The U.S. Senate is stepping into the political fray over pensions — a looming crisis across the country — as hundreds of thousands of retirees brace for benefit cuts.
On Friday, the U.S. Treasury Department is expected to rule on a “rescue plan” application it received last September by the Central States Pension Fund (CSPF) that would cut benefits for 270,000 retirees in the U.S. to maintain its solvency.
In response, this week Senate Democrats announced legislation that would cut salaries and block raises and bonuses for executives who oversee pension funds that are cut.
The Pension Fund Integrity Act is being championed by Democrats Debbie Stabenow and Gary Peters of Michigan, Sherrod Brown of Ohio, Amy Klobuchar of Minnesota and Claire McCaskill of Missouri.
The 61-year-old CSPF manages $2.8 billion in annual benefit payments to 400,000 participants across the country, but was hit hard by the 2008 recession.
In 2014, Congress passed a pension reform act intended to keep the fund solvent – by allowing the pension cuts if they are approved by the Treasury department.
Statutorily, Treasury officials must announce their decision within 225 days of receiving the application, or by May 7 (Saturday). If approved, the cuts would start quickly, on July 1.
Retirees in 37 states face cuts of up to 70 percent.
“People are on pins and needles right now,” Karen Friedman, executive vice president and policy director for the Pension Rights Center in Washington D.C., told AMI Newswire.
“Nobody knows which way Treasury is going to rule. Hopefully we’ll know in the next day or two, but they haven’t given us any idea. Retirees obviously hope they reject the Central States application, and you can imagine they’re very nervous and upset," she said.
Stabenow said her legislation was triggered by the discovery that one top executive of the Central States fund received a $700,000 salary in 2014.
“A pension is a promise that’s earned, and workers should be able to count on them when they retire,” she said in a statement. “It’s completely unacceptable for top executives at Central States to have earned hundreds of thousands of dollars a year, while at the same time, pension benefits for retirees who worked hard their entire lives are being slashed.”
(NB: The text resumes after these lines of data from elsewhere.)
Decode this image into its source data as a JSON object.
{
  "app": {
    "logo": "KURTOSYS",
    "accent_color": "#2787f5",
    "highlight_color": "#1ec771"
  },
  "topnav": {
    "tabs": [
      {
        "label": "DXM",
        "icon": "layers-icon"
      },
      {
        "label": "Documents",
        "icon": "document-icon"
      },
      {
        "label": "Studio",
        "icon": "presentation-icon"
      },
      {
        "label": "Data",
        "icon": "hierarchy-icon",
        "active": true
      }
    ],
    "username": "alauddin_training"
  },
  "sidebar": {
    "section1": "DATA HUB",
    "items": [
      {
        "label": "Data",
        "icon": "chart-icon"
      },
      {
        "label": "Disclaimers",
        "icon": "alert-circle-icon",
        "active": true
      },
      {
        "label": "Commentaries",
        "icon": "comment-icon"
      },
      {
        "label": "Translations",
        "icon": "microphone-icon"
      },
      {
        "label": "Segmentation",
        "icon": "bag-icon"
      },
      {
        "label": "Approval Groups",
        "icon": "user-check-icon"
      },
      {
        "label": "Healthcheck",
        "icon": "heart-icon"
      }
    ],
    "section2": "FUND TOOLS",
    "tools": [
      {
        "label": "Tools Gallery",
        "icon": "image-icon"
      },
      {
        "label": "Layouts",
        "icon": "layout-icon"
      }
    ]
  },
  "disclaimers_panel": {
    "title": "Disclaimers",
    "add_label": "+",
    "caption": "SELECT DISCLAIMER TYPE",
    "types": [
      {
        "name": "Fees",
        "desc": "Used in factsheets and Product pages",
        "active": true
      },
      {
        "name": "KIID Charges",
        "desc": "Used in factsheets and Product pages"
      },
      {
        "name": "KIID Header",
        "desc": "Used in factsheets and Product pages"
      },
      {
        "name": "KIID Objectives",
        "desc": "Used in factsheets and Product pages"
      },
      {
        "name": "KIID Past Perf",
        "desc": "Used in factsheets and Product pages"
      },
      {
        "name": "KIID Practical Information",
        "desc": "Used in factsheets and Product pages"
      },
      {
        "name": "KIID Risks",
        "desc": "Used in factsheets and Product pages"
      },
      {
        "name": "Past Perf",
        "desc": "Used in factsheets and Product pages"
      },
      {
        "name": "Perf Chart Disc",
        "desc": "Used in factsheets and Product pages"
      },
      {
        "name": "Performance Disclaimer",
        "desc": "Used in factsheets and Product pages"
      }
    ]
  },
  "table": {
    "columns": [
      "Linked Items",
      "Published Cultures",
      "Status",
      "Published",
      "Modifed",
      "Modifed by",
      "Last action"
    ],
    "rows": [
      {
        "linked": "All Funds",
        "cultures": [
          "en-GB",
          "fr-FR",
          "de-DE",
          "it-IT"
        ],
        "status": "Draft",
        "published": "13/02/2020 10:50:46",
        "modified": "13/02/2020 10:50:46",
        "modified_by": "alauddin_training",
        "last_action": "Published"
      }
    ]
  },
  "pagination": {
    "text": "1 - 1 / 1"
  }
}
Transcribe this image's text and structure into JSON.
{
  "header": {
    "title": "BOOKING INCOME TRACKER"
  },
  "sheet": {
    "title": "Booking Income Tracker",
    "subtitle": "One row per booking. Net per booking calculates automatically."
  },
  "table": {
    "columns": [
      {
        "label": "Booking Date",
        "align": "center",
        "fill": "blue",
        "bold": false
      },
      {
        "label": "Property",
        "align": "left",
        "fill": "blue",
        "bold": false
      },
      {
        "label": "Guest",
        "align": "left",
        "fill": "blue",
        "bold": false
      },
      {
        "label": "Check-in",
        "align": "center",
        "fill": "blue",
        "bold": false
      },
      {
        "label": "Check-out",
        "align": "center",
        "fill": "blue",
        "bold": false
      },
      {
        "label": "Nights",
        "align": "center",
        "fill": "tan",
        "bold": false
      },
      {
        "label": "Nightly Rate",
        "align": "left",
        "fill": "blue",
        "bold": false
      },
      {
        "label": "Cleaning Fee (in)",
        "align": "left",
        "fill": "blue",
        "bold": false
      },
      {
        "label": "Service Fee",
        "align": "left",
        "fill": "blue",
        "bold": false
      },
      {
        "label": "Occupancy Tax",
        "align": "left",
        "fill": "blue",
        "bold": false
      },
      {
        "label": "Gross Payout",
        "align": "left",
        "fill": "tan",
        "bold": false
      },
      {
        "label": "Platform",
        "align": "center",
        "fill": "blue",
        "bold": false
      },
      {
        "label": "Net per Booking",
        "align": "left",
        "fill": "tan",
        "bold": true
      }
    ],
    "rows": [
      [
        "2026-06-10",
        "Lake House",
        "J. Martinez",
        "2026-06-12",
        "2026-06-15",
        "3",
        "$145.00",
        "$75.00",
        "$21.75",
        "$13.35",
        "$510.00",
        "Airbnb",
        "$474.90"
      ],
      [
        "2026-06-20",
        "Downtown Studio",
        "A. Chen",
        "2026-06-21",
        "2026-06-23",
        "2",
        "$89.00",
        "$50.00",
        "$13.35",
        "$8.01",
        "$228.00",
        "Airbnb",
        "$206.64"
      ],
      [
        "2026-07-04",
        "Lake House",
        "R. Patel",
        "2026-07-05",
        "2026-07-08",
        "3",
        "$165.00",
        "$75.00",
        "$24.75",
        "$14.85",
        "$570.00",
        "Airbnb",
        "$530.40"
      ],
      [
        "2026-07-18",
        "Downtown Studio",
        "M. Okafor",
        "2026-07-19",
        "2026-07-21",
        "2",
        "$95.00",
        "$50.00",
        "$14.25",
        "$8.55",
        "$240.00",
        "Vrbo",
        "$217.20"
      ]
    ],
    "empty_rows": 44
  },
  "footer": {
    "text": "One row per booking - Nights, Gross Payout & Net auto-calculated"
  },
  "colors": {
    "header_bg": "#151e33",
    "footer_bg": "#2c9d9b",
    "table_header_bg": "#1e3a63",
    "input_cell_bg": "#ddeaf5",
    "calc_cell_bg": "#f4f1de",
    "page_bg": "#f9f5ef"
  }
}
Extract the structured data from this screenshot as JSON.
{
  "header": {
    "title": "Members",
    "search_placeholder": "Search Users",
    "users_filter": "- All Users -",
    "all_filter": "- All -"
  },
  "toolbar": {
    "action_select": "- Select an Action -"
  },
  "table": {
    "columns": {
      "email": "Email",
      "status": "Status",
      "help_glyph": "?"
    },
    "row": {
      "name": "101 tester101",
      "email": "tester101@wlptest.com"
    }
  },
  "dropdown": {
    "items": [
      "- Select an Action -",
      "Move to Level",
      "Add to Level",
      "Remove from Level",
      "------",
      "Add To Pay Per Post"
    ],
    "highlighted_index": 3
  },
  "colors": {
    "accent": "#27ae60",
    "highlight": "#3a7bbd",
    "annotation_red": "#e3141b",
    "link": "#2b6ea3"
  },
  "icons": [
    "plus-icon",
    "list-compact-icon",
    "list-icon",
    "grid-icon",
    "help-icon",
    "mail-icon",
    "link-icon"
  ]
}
If Treasury officials approve the Central States fund cut, Stabenow’s bill would cut “excessive” pay for executives who oversee plans in the fund that have been slashed, with the amount of the pay cut determined by calculating the percentage of retirees’ benefit reductions.
It would also freeze those executives’ pay by blocking raises or bonuses, and would prohibit plans in the CSPF from hiring lobbyists on Capitol Hill.
The legislation represents one of a handful of bills in a growing attempt to address the pension crisis. The Illinois-based Central States fund represents 24,000 retirees in Michigan alone, for example, many of whom have started to speak out at public forums, particularly in Detroit.
In April, the threat was enough to send about 3,000 retirees by bus from several states to stage a rally at the Capitol in Washington.
Friedman said the Central States fund is indeed projected to become insolvent, but not for several years. She said if the cuts are rejected by the Treasury Department, Congress should work toward a bipartisan fix through legislation, with potential ideas including higher premiums, tax credits and voluntary assessments by retirees that could kick in more money to the Central States fund.
“We don’t see a ‘yes’ or ‘no’ being the end of this,” she said. “We recognize that everybody is going to have to come together at a table and find a solution to this. From our perspective, there needs to be a legislative solution. But there’s no question, whichever way the decision comes down, this is still going to be a big issue.”